PASSENGER rail, mobile blackspots and rates are just some of the main state election priorities outlined by the Horsham Rural City Council.
The council announced its list of advocacy priorities at its August meeting on Monday night.
The list includes four local infrastructure projects – Horsham CBD Revitalisation Stage One, Horsham Regional Livestock Exchange Roofing, Horsham Aquatic Centre Redevelopment and replacement of heritage floor at the Horsham Town Hall.
The council’s list of regional advocacy projects were funding a business case to return passenger rail to Horsham, fix mobile blackspots and a state-wide rates strategy.
Mayor Pam Clarke said she had talked to premier Daniel Andrews at the Victorian Regional Cities Meeting last week about advocating for more funding.
“A lot of funding is going to large metro councils that don’t need it,” she said.
“It’s really important to sure sure that the councils that need the money the most are getting it – regional cities don’t just mean Ballarat, Bendigo or Geelong. We are supporting four of the most cash strapped councils in the state where we are situated.”
Cr David Grimble said he was pleased with the list of priorities outlined.
“It’s important to not only advocate for the return of passenger rail, but to advocate for the frequency of it,” he said.
“If we don’t get the frequency model right, it could be not suitable.

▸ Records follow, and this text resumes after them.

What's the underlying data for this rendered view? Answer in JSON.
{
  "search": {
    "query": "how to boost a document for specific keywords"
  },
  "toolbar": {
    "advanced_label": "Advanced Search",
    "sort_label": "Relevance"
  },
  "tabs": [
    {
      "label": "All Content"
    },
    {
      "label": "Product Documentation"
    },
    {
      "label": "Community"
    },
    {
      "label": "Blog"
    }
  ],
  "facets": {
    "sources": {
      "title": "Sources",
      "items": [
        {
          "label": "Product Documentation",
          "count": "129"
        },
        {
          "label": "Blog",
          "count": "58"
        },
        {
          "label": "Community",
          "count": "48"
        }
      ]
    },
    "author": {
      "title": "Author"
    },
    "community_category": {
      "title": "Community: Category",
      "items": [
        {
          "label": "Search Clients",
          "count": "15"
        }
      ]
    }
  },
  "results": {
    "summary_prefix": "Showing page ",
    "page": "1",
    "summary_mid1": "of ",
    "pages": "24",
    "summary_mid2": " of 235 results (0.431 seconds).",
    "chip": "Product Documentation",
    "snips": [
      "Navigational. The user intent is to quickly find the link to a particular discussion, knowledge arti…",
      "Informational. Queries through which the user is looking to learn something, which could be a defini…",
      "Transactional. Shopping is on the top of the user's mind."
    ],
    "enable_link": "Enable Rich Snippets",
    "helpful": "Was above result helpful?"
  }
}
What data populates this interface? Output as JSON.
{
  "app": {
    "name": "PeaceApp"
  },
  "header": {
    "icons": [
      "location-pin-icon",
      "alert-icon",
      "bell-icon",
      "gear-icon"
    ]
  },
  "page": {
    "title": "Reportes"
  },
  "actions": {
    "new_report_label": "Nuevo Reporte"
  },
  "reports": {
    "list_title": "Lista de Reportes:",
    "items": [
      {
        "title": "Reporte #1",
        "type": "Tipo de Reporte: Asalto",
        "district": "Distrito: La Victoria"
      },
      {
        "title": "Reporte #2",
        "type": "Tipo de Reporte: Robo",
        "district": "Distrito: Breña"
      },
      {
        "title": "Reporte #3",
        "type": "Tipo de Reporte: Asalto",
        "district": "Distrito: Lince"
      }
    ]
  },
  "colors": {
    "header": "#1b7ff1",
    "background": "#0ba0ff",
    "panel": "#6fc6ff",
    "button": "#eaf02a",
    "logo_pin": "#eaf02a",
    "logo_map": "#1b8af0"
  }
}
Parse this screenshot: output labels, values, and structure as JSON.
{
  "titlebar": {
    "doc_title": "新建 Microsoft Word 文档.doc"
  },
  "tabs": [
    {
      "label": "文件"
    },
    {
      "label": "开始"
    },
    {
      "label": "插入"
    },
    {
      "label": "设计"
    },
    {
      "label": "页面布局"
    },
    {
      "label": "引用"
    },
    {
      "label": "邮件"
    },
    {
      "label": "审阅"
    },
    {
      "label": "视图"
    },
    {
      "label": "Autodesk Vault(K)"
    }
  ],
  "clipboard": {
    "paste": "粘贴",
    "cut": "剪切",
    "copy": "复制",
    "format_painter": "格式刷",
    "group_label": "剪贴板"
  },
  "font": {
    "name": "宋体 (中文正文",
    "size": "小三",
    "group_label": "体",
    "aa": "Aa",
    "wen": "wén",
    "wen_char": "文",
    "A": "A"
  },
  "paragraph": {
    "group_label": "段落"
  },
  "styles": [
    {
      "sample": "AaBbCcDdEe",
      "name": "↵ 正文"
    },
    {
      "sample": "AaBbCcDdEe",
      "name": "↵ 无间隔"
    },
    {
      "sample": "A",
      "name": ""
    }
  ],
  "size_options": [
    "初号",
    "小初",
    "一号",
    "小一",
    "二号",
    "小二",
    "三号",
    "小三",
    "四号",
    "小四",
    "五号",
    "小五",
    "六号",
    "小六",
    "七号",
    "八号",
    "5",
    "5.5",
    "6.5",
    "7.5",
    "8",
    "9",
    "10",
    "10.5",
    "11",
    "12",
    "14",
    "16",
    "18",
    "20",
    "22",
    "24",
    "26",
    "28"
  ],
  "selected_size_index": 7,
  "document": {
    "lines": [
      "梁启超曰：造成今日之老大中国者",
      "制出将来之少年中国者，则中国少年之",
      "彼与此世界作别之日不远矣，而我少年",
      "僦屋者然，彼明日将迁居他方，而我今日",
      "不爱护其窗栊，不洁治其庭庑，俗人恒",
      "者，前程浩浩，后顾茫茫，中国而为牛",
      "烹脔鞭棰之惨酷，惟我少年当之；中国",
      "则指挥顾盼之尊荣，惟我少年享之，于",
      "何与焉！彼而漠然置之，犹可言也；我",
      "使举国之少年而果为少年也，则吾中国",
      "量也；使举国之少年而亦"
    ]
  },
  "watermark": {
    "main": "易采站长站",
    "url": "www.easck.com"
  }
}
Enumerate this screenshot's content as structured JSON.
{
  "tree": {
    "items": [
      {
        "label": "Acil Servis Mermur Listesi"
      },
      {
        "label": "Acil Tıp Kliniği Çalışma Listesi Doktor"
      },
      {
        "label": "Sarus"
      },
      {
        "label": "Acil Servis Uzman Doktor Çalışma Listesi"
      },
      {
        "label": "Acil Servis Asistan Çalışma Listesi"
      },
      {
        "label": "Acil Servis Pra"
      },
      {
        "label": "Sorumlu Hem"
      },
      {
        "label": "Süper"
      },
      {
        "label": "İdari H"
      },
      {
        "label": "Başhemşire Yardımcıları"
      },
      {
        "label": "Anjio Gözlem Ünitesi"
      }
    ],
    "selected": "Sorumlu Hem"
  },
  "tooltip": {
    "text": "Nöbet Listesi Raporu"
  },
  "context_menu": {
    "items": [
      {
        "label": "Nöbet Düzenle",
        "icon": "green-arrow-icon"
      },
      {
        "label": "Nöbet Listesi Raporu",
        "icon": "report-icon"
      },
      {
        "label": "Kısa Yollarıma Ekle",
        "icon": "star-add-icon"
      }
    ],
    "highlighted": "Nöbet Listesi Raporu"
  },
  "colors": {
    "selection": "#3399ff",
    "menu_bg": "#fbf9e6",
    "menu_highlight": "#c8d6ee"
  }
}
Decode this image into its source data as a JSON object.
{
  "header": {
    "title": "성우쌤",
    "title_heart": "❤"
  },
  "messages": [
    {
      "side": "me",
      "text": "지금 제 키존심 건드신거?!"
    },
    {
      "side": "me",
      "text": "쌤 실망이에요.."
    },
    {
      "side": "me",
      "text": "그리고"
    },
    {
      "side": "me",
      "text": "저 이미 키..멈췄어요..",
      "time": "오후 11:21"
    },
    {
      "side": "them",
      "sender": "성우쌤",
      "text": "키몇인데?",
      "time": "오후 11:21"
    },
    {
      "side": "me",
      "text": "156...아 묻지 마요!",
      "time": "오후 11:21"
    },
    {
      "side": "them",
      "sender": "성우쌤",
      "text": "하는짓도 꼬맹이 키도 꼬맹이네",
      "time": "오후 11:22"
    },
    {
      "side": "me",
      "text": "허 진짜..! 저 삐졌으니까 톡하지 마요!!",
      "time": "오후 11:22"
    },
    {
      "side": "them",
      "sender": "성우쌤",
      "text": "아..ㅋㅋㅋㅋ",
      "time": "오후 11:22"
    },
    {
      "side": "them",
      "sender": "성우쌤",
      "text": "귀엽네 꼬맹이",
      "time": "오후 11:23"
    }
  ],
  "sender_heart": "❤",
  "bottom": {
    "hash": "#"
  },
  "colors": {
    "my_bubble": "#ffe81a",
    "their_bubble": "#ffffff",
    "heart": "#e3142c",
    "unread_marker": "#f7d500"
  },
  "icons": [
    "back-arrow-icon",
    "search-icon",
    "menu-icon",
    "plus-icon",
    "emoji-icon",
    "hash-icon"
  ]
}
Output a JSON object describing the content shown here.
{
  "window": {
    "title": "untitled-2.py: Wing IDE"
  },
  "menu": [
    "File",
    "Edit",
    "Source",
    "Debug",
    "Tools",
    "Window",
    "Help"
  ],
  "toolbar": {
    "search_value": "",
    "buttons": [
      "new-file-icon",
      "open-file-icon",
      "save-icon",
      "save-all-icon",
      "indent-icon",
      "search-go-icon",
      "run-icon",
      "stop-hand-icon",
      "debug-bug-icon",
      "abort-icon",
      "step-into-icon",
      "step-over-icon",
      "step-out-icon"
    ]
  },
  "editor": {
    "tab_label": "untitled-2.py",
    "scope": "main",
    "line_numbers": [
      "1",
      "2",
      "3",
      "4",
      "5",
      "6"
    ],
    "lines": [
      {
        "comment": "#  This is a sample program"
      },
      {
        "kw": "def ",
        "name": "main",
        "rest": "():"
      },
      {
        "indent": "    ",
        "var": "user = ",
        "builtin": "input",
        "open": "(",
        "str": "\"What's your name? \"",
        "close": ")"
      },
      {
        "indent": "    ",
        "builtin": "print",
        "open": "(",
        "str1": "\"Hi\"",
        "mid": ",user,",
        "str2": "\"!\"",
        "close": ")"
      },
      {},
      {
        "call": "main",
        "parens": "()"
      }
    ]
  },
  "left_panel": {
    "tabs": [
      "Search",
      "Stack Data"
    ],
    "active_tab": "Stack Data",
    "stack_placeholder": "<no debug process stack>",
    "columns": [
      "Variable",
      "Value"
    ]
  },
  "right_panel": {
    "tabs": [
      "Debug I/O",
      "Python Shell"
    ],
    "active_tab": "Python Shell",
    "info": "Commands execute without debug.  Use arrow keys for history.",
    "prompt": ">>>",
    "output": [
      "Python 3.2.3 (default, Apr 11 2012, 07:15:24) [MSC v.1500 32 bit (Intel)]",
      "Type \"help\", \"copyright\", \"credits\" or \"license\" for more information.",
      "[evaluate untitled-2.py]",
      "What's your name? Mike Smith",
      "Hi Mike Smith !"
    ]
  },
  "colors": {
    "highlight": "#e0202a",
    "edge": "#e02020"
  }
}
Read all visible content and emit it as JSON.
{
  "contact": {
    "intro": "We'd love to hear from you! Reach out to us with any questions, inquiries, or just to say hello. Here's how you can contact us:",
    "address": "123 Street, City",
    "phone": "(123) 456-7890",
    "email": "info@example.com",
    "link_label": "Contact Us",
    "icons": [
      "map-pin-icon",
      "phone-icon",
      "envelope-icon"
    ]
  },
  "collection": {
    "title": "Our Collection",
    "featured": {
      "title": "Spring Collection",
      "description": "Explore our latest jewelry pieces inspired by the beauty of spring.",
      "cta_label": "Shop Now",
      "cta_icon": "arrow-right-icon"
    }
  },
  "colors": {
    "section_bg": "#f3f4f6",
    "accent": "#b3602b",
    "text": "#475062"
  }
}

For mobile blackspots, they need to be identified by residents and then we need to advocate to fix them.
“With the state wide rates strategy, we need to look for another funding model. This is clearly the time to say that it’s not working, so let’s change it.”
Cr Alethea Gulvin said she supported the list.
“Hopefully something comes out of the rates strategy and we finds solution,” she said.
“The amount of rates that some have to pay is ridiculous.”
Cr John Robinson said it was important that the council advocated for the total roofing of the Horsham Regional Livestock Exchange.
Cr Les Power endorsed the list and the comments of his fellow councillors.
“It’s important that we (put pressure on) those state and federal governments regarding the rates strategy,” he said.
“We are a rural city and don’t seem to draw a lot of funding form both governments.”
The council’s chief executive Sunil Bhalla said priorities were developed based on input from the community, service providers and industry representatives.
"Over the next three months, the council will be in a position to advocate for priority projects and services to be funded by the post-election government," he said.
"Another key consideration has been to focus on important council projects that are ready to proceed if funding becomes available.
"We anticipate that these priorities help the government, elected representatives, election candidates, government departments and service providers to better understand the critical needs our community is facing and to ensure our service and infrastructure investment needs are supported now and in the future."